So it is with Dicker.
During their angry toe-to-toe confrontation—after Dicker challenged Paladino to back up his public claim that Cuomo had engaged in extramarital affairs during his marriage to Kerry Kennedy—the Republican raged that Dicker was acting as Cuomo’s “stalking horse….his bird dog.”
Paladino was reacting to a pattern in Dicker’s journalistic history that had also driven Spitzer crazy (at least when it turned against him): He falls in love with a politician, viewing him as the state’s savior—until after his election. In Dicker’s eyes (and in his columns), Spitzer could do no wrong—before he took office and could do nothing right. And, as Paladino sees it, it’s happening again with Cuomo, who has clearly been Dicker’s political darling. It won’t last forever, of course—if Cuomo wins, Dicker will drive him crazy too. But for now, Paladino—who’s generated plenty of bad press on his own—is unhappily on the wrong end of Dicker’s affections.
On the next page is an excerpt from Client 9 on Frederic Dicker the man known as "FUD."
Excerpt: WHAT MAKES DICKER SO FEARED
Increasingly, the preferred vehicle for attacks on the governor was a single Albany journalist: Frederic Uberall Dicker of the New York Post, sometimes known as “FUD.” Within the capital press corps, the sixty-three-year-old Dicker wasn’t the fairest of the most enterprising or even the most accurate reporter around. But he was surely the most influential.
Dicker was a crusty veteran of nearly thirty years in Albany, a self-described “equal-opportunity prick.” His column, published every Monday, invariably relied on anonymous sources and the breathless tone of tabloid scandal. It was usually one-sided, bereft of anything resembling perspective, and frequently did someone’s dirty work. A reformed socialist who wore a beret and drove a Porsche, Dicker didn’t hesitate to bully bureaucrats in his self-anointed role as advocate for the little guy. When a state police flack didn’t respond to his queries rapidly enough, Dicker warned that if he continued “to duck and dodge,” his “pattern of behavior as a ‘public information officer’ will be the subject of a future article in the New York Post.”
"When the love affair reached its inevitable end, he wouldn’t just break your heart—he’d tear it out and eat it."
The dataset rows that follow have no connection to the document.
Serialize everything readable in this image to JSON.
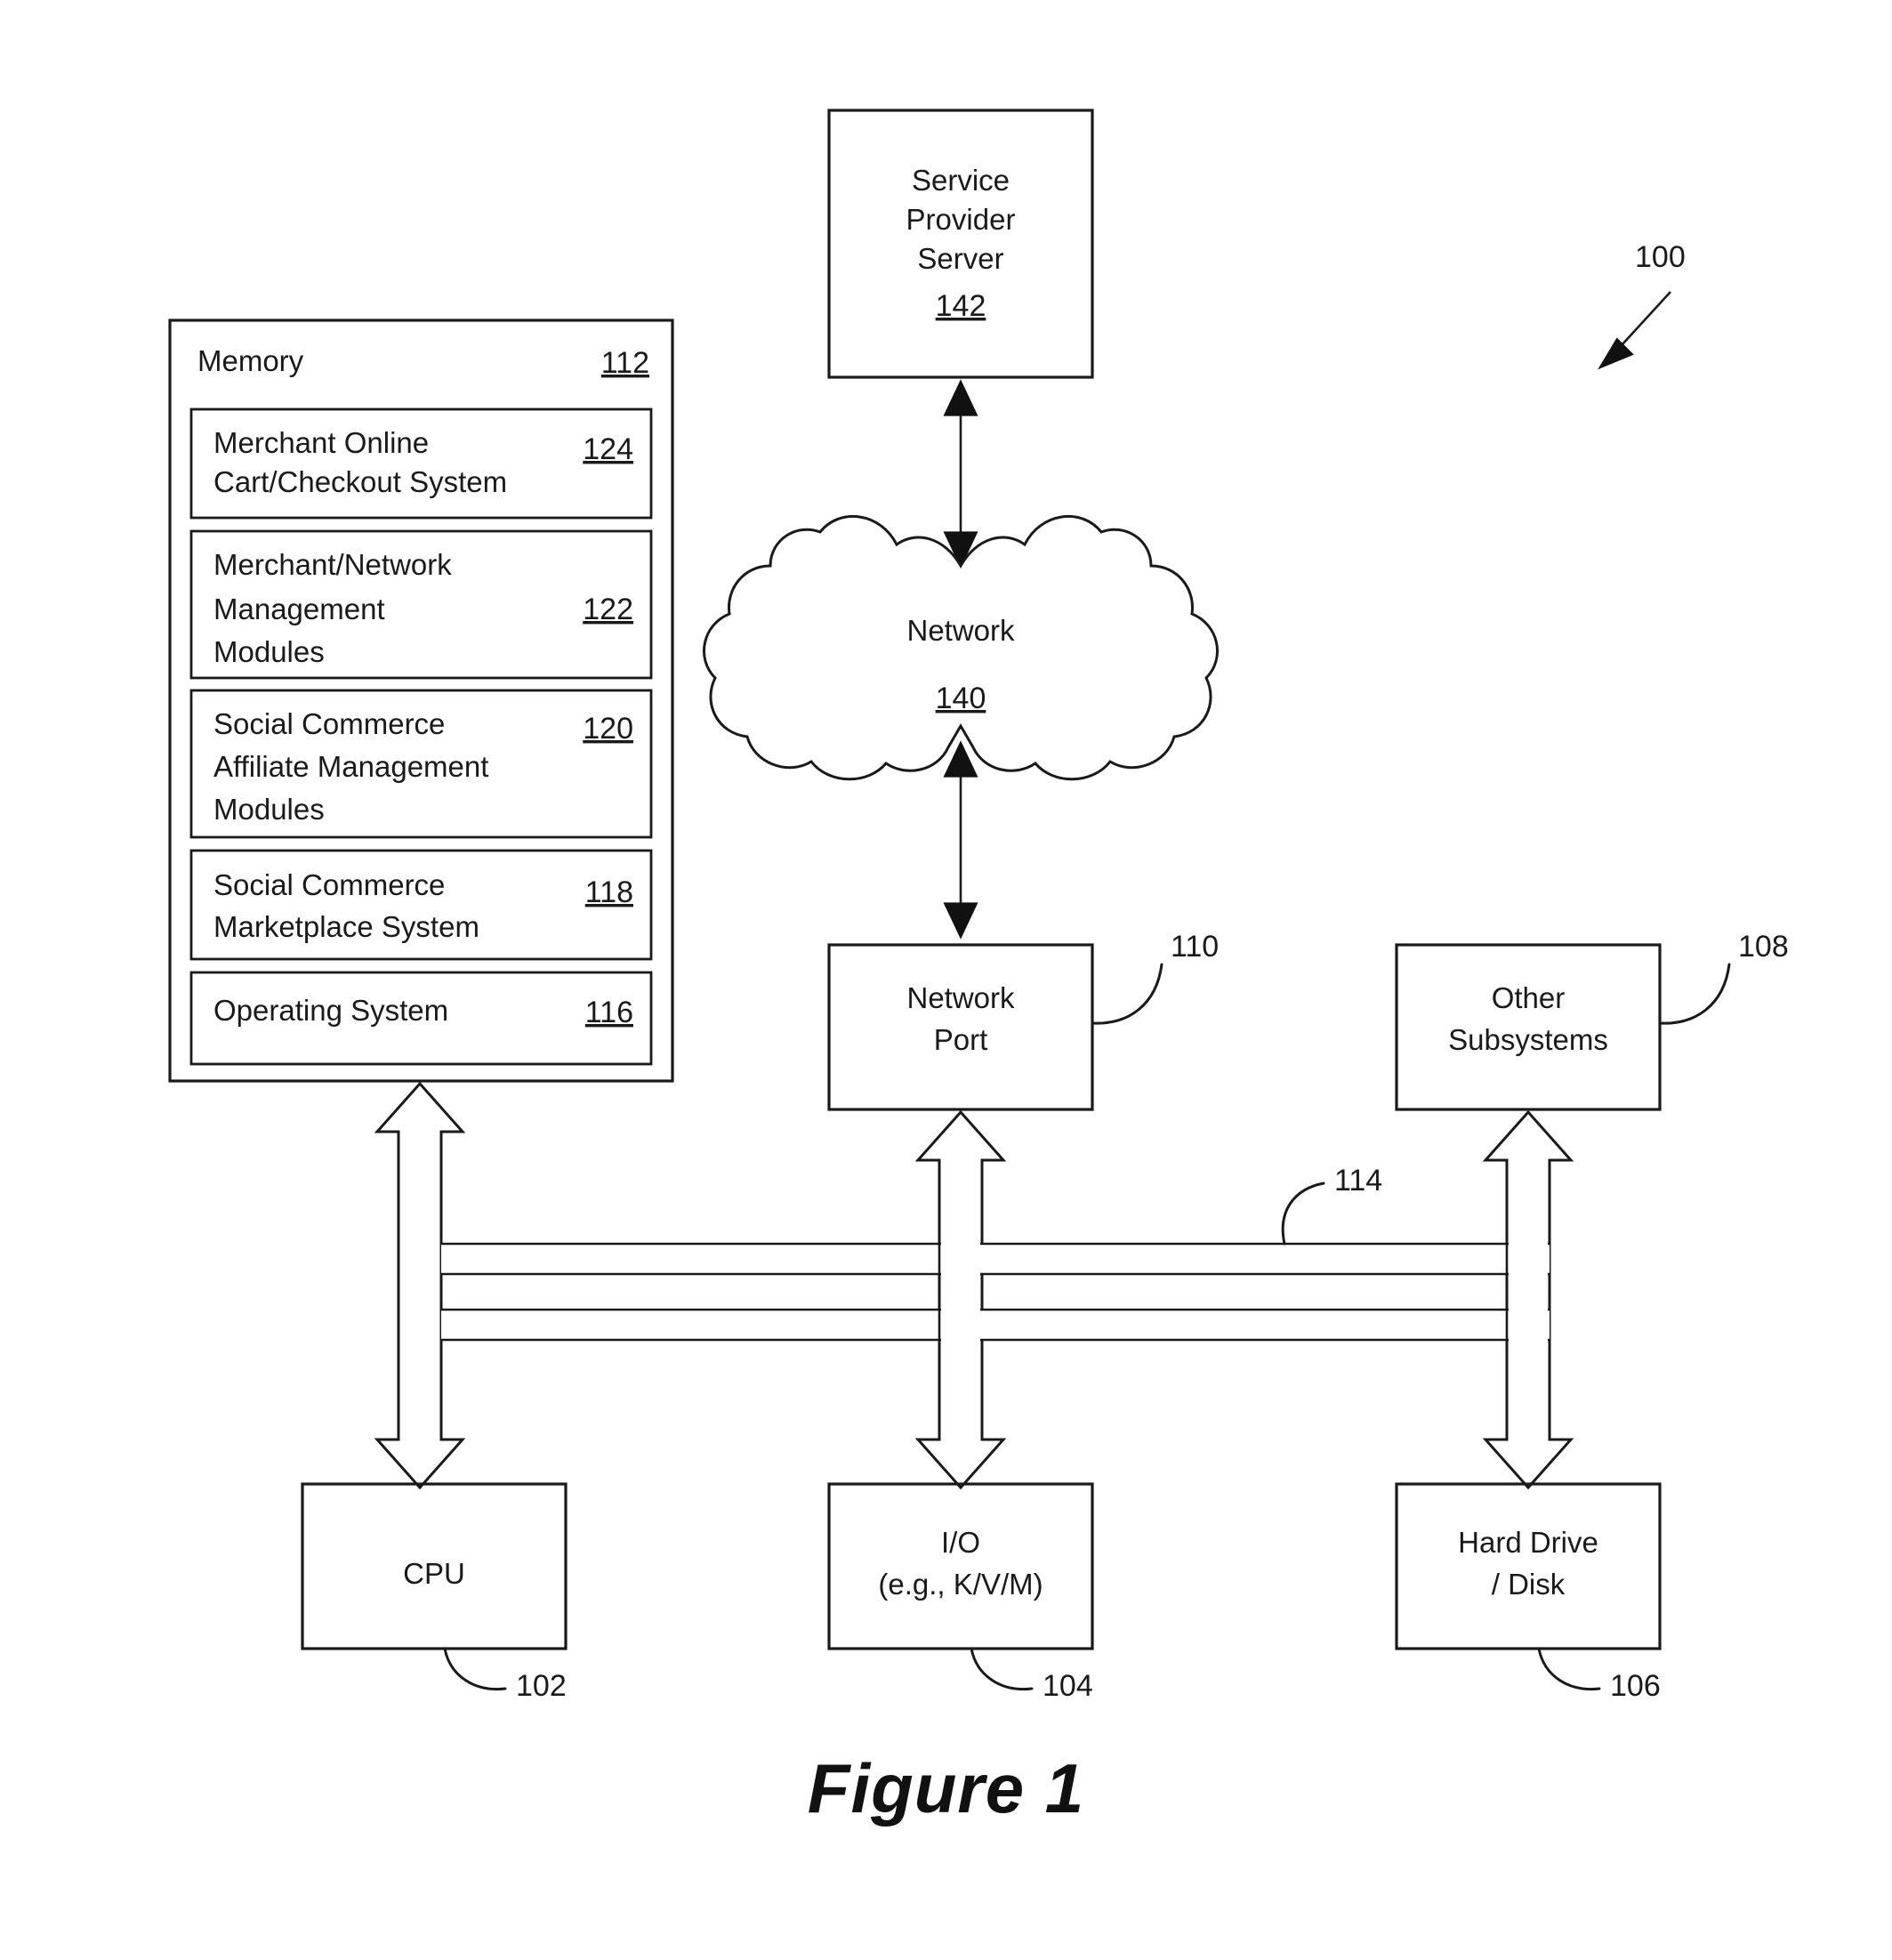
{
  "figure": {
    "caption": "Figure 1",
    "system_ref": "100"
  },
  "memory": {
    "title": "Memory",
    "ref": "112",
    "modules": [
      {
        "lines": [
          "Merchant Online",
          "Cart/Checkout System"
        ],
        "ref": "124"
      },
      {
        "lines": [
          "Merchant/Network",
          "Management",
          "Modules"
        ],
        "ref": "122"
      },
      {
        "lines": [
          "Social Commerce",
          "Affiliate Management",
          "Modules"
        ],
        "ref": "120"
      },
      {
        "lines": [
          "Social Commerce",
          "Marketplace System"
        ],
        "ref": "118"
      },
      {
        "lines": [
          "Operating System"
        ],
        "ref": "116"
      }
    ]
  },
  "nodes": {
    "service_provider_server": {
      "lines": [
        "Service",
        "Provider",
        "Server"
      ],
      "ref": "142"
    },
    "network_cloud": {
      "label": "Network",
      "ref": "140"
    },
    "network_port": {
      "lines": [
        "Network",
        "Port"
      ],
      "ref": "110"
    },
    "other_subsystems": {
      "lines": [
        "Other",
        "Subsystems"
      ],
      "ref": "108"
    },
    "cpu": {
      "lines": [
        "CPU"
      ],
      "ref": "102"
    },
    "io": {
      "lines": [
        "I/O",
        "(e.g., K/V/M)"
      ],
      "ref": "104"
    },
    "hard_drive": {
      "lines": [
        "Hard Drive",
        "/ Disk"
      ],
      "ref": "106"
    }
  },
  "bus": {
    "ref": "114"
  },
  "colors": {
    "ink": "#1a1a1a",
    "paper": "#ffffff"
  }
}
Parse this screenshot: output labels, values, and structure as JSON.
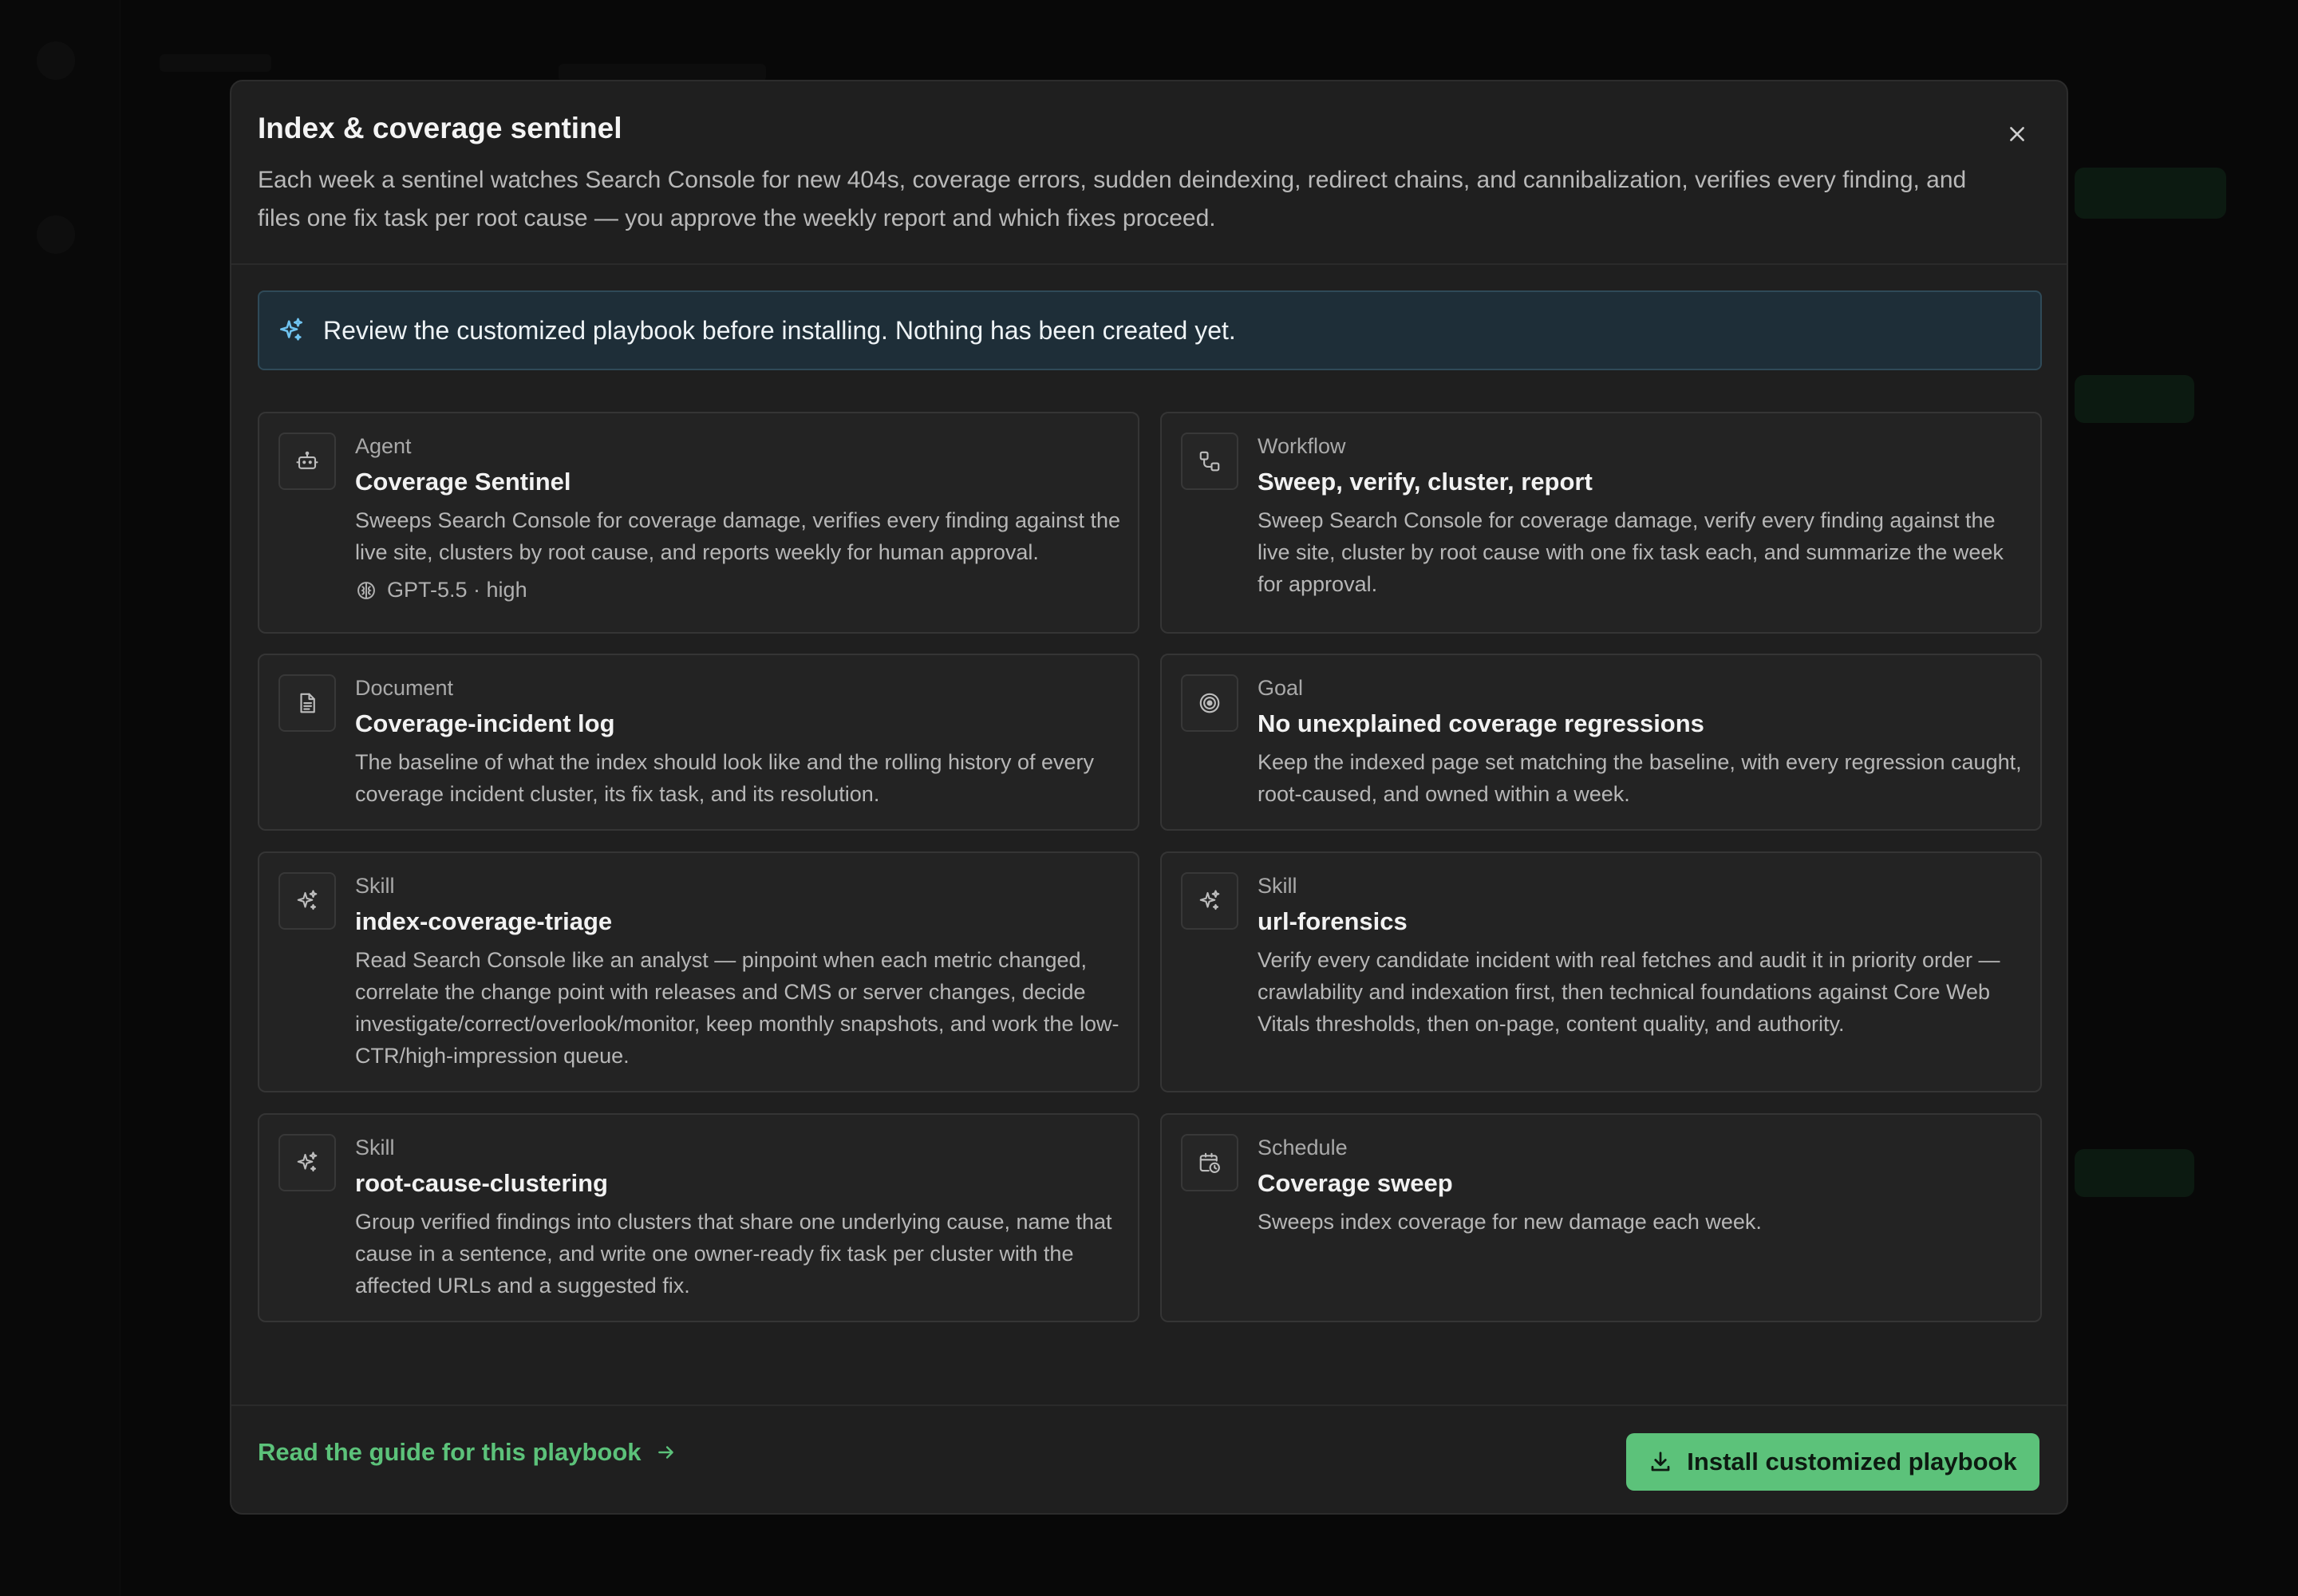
{
  "modal": {
    "title": "Index & coverage sentinel",
    "description": "Each week a sentinel watches Search Console for new 404s, coverage errors, sudden deindexing, redirect chains, and cannibalization, verifies every finding, and files one fix task per root cause — you approve the weekly report and which fixes proceed.",
    "close_icon": "close-icon"
  },
  "notice": {
    "icon": "sparkles-icon",
    "text": "Review the customized playbook before installing. Nothing has been created yet."
  },
  "cards": [
    {
      "type": "Agent",
      "title": "Coverage Sentinel",
      "description": "Sweeps Search Console for coverage damage, verifies every finding against the live site, clusters by root cause, and reports weekly for human approval.",
      "meta": "GPT-5.5 · high",
      "icon": "robot-icon",
      "meta_icon": "brain-icon"
    },
    {
      "type": "Workflow",
      "title": "Sweep, verify, cluster, report",
      "description": "Sweep Search Console for coverage damage, verify every finding against the live site, cluster by root cause with one fix task each, and summarize the week for approval.",
      "icon": "workflow-icon"
    },
    {
      "type": "Document",
      "title": "Coverage-incident log",
      "description": "The baseline of what the index should look like and the rolling history of every coverage incident cluster, its fix task, and its resolution.",
      "icon": "document-icon"
    },
    {
      "type": "Goal",
      "title": "No unexplained coverage regressions",
      "description": "Keep the indexed page set matching the baseline, with every regression caught, root-caused, and owned within a week.",
      "icon": "target-icon"
    },
    {
      "type": "Skill",
      "title": "index-coverage-triage",
      "description": "Read Search Console like an analyst — pinpoint when each metric changed, correlate the change point with releases and CMS or server changes, decide investigate/correct/overlook/monitor, keep monthly snapshots, and work the low-CTR/high-impression queue.",
      "icon": "sparkles-icon"
    },
    {
      "type": "Skill",
      "title": "url-forensics",
      "description": "Verify every candidate incident with real fetches and audit it in priority order — crawlability and indexation first, then technical foundations against Core Web Vitals thresholds, then on-page, content quality, and authority.",
      "icon": "sparkles-icon"
    },
    {
      "type": "Skill",
      "title": "root-cause-clustering",
      "description": "Group verified findings into clusters that share one underlying cause, name that cause in a sentence, and write one owner-ready fix task per cluster with the affected URLs and a suggested fix.",
      "icon": "sparkles-icon"
    },
    {
      "type": "Schedule",
      "title": "Coverage sweep",
      "description": "Sweeps index coverage for new damage each week.",
      "icon": "calendar-clock-icon"
    }
  ],
  "guide_link": {
    "label": "Read the guide for this playbook",
    "icon": "arrow-right-icon"
  },
  "install_button": {
    "label": "Install customized playbook",
    "icon": "download-icon"
  },
  "colors": {
    "accent": "#5cc27a",
    "notice_bg": "#1e2e38",
    "modal_bg": "#1f1f1f"
  }
}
What made Dicker so powerful was how his voice was amplified: by his paper’s screaming headlines; by his role as host of an Albany radio show (broadcast from his statehouse office) and a local TV commentator; and by his influence over the rest of the press corps, which inevitably echoed his scoops in more muted tones. What made Dicker so feared was that he was venemously fickle. He abruptly turned on his heroes, unfairly tearing them down after unfairly building them up. Romancing Dicker was dangerous. When the love affair reached its inevitable end, he wouldn’t just break your heart—he’d tear it out and eat it.
Reprinted from Client 9 by Peter Elkind by arrangement with Portfolio, a member of Penguin Group (USA) Inc., Copyright (c)